Soon after the arrival of Columbus on Caribbean shores, chili peppers spread from the Americas and conquered cuisines from Budapest (think paprika) and Benghazi to Bombay and Beijing.
Recent research seems to add another reason to savor these spicy, colorful, antioxidant-rich vegetables.
It turns out that capsaicin – the chemical that makes chilies hot – can help with weight and inflammation control.
Capsaicin creams have become common on drugstore shelves, as a topical anti-inflammatory and analgesic aid.
from bell peppers?
Two years ago, researchers at Ontario’s McMaster University reported that purified capsinoids from sweet peppers increased calorie burning substantially in people engaged in aerobic exercise (Josse AR et al. 2010).
Scientists from McMaster’s Exercise Metabolism Research Group recruited 12 healthy young men (average age 24) with average BMIs for crossover, double-blind trial.
The men were randomly assigned to receive either a placebo or purified capsinoids.
Their metabolic and thermogenesis rates were measured while they were at rest and after 90 minutes of moderately intense aerobic exercise (stationary cycling).
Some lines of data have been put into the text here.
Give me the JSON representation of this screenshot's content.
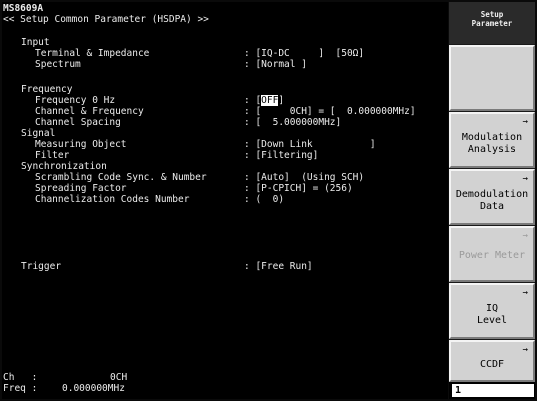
{
  "header": {
    "model": "MS8609A",
    "title": "<< Setup Common Parameter (HSDPA) >>"
  },
  "input": {
    "heading": "Input",
    "terminal_label": "Terminal & Impedance",
    "terminal_value": ": [IQ-DC     ]  [50Ω]",
    "spectrum_label": "Spectrum",
    "spectrum_value": ": [Normal ]"
  },
  "frequency": {
    "heading": "Frequency",
    "freq0_label": "Frequency 0 Hz",
    "freq0_prefix": ": [",
    "freq0_value": "OFF",
    "freq0_suffix": "]",
    "channel_label": "Channel & Frequency",
    "channel_value": ": [     0CH] = [  0.000000MHz]",
    "spacing_label": "Channel Spacing",
    "spacing_value": ": [  5.000000MHz]"
  },
  "signal": {
    "heading": "Signal",
    "object_label": "Measuring Object",
    "object_value": ": [Down Link          ]",
    "filter_label": "Filter",
    "filter_value": ": [Filtering]"
  },
  "sync": {
    "heading": "Synchronization",
    "scrambling_label": "Scrambling Code Sync. & Number",
    "scrambling_value": ": [Auto]  (Using SCH)",
    "spreading_label": "Spreading Factor",
    "spreading_value": ": [P-CPICH] = (256)",
    "channelization_label": "Channelization Codes Number",
    "channelization_value": ": (  0)"
  },
  "trigger": {
    "label": "Trigger",
    "value": ": [Free Run]"
  },
  "footer": {
    "ch_label": "Ch   :",
    "ch_value": "0CH",
    "freq_label": "Freq :",
    "freq_value": "0.000000MHz"
  },
  "softkeys": {
    "title_line1": "Setup",
    "title_line2": "Parameter",
    "modulation": "Modulation\nAnalysis",
    "demodulation": "Demodulation\nData",
    "power_meter": "Power Meter",
    "iq_level": "IQ\nLevel",
    "ccdf": "CCDF",
    "arrow": "→",
    "page": "1"
  }
}
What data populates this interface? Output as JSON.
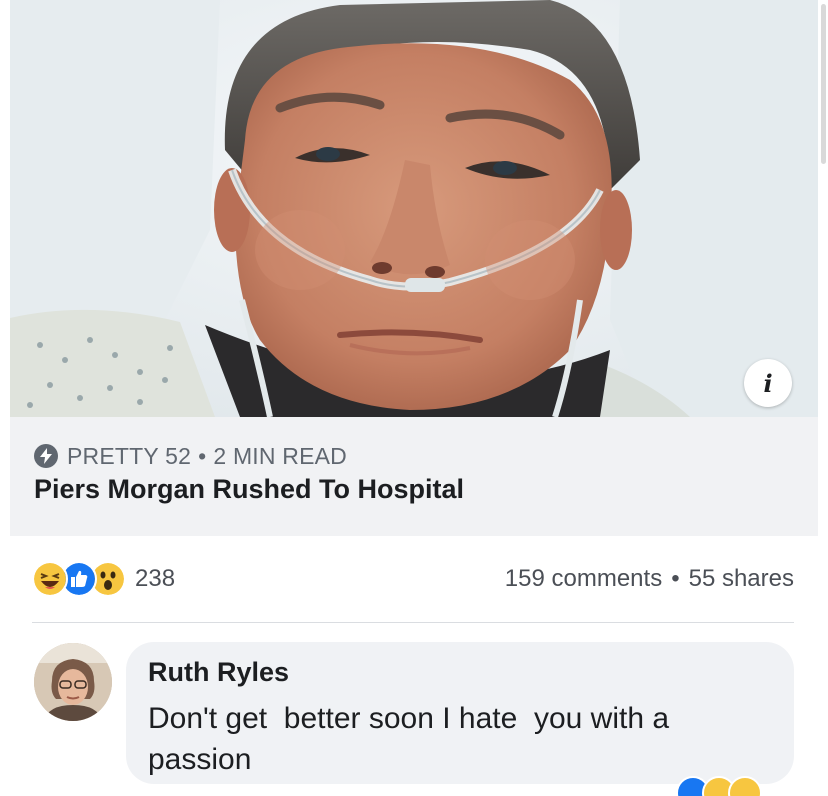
{
  "link_preview": {
    "source": "PRETTY 52",
    "separator": "•",
    "read_time": "2 MIN READ",
    "headline": "Piers Morgan Rushed To Hospital",
    "info_glyph": "i",
    "source_icon": "lightning-bolt-icon"
  },
  "reactions": {
    "icons": [
      "haha-emoji-icon",
      "like-thumb-icon",
      "wow-emoji-icon"
    ],
    "count": "238"
  },
  "stats": {
    "comments": "159 comments",
    "separator": "•",
    "shares": "55 shares"
  },
  "comment": {
    "author": "Ruth Ryles",
    "text": "Don't get  better soon I hate  you with a\npassion",
    "reaction_icons": [
      "like-thumb-icon",
      "haha-emoji-icon",
      "wow-emoji-icon"
    ]
  },
  "colors": {
    "card_background": "#f1f2f4",
    "meta_text": "#606770",
    "headline_text": "#1c1e21",
    "like_blue": "#1877f2",
    "emoji_yellow": "#f7c640",
    "comment_bubble": "#f0f2f5"
  }
}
As the Canadians wrote, “… compared to the placebo pills, [supplemental] capsinoids increased resting energy expenditure by about 20 percent, and … capsinoid ingestion induced greater lipid oxidation [fat-burning] at rest” (Josse AR et al. 2010).
Neither of these effects was seen during the exercise period, but the McMaster team found that the men drew more heavily than usual on stored body fat (versus stored sugars) as fuel after 30 minutes of exercise.
As they put it, “The changes we observed confirm previous data on the thermogenic and metabolic effects of capsinoids at rest and further promote its potential role as an adjunct weight loss aid, in addition to diet and exercise” (Josse AR et al. 2010).
We also examined the weight and metabolic effects of capsaicin in our 2007 article, “Hot Factor in Chilies May Hinder Fat Build Up.”
It’s less well known that sweet bell peppers contain similar compounds that may also aid weight control.
Let’s examine the results of a new evidence review … which should make peppers of all kinds more appealing than ever!
Review confirms peppers’ weight and metabolic benefits
When it comes to weight control and metabolism, the capsaicin in chilies appears to do at least three desirable things:
Stimulate thermogenesis (raises the metabolic rate, thus increasing the body’s propensity to burn stored body fat and sugars).
Inhibit post-meal rises in blood sugar, thereby moderating release of insulin and curbing craving for starchy/sugary carbs.
Earlier this year, Purdue University researchers concluded that the available clinical evidence supports weight control claims made for chili powder, whether added to food or consumed in capsules (Ludy MJ et al. 2012).
In addition, the evidence affirms similar benefits from consuming the non-spicy counterparts in sweet peppers, called capsinoids (e.g., capsiate).
However, the Purdue team found that while capsaicin promotes thermogenesis in lean people, it may not do this as consistently in overweight and obese people.
(Four out of six studies found that capsaicin boosts calorie-burning in obese and overweight people, while two detected no such benefit.)
In addition to body composition affecting the efficacy of chili peppers and capsaicin supplements, dose also influenced the outcomes.
Studies that used ground red pepper tested doses ranging from 0.2mg per meal to 33mg daily for a full month.
Studies testing supplements employed doses from 0.2 mg to 7 mg of ground red pepper in capsules, providing from 130 mg to 150 mg of capsaicin.
As the Purdue scientists wrote, “Collectively, the studies reviewed provide supportive evidence for roles of capsaicin and capsiate in weight management.”
They added a note of caution: “Published studies occurred under controlled conditions and may not apply to environments with free choice of foods and dietary supplements” (Ludy MJ et al. 2012).
Josse AR, Sherriffs SS, Holwerda AM, Andrews R, Staples AW, Phillips SM. Effects of capsinoid ingestion on energy expenditure and lipid oxidation at rest and during exercise. Nutr Metab (Lond). 2010 Aug 3;7:65.
Ludy MJ, Moore GE, Mattes RD. The effects of capsaicin and capsiate on energy balance: critical review and meta-analyses of studies in humans. Chem Senses. 2012 Feb;37(2):103-21. Epub 2011 Oct 29.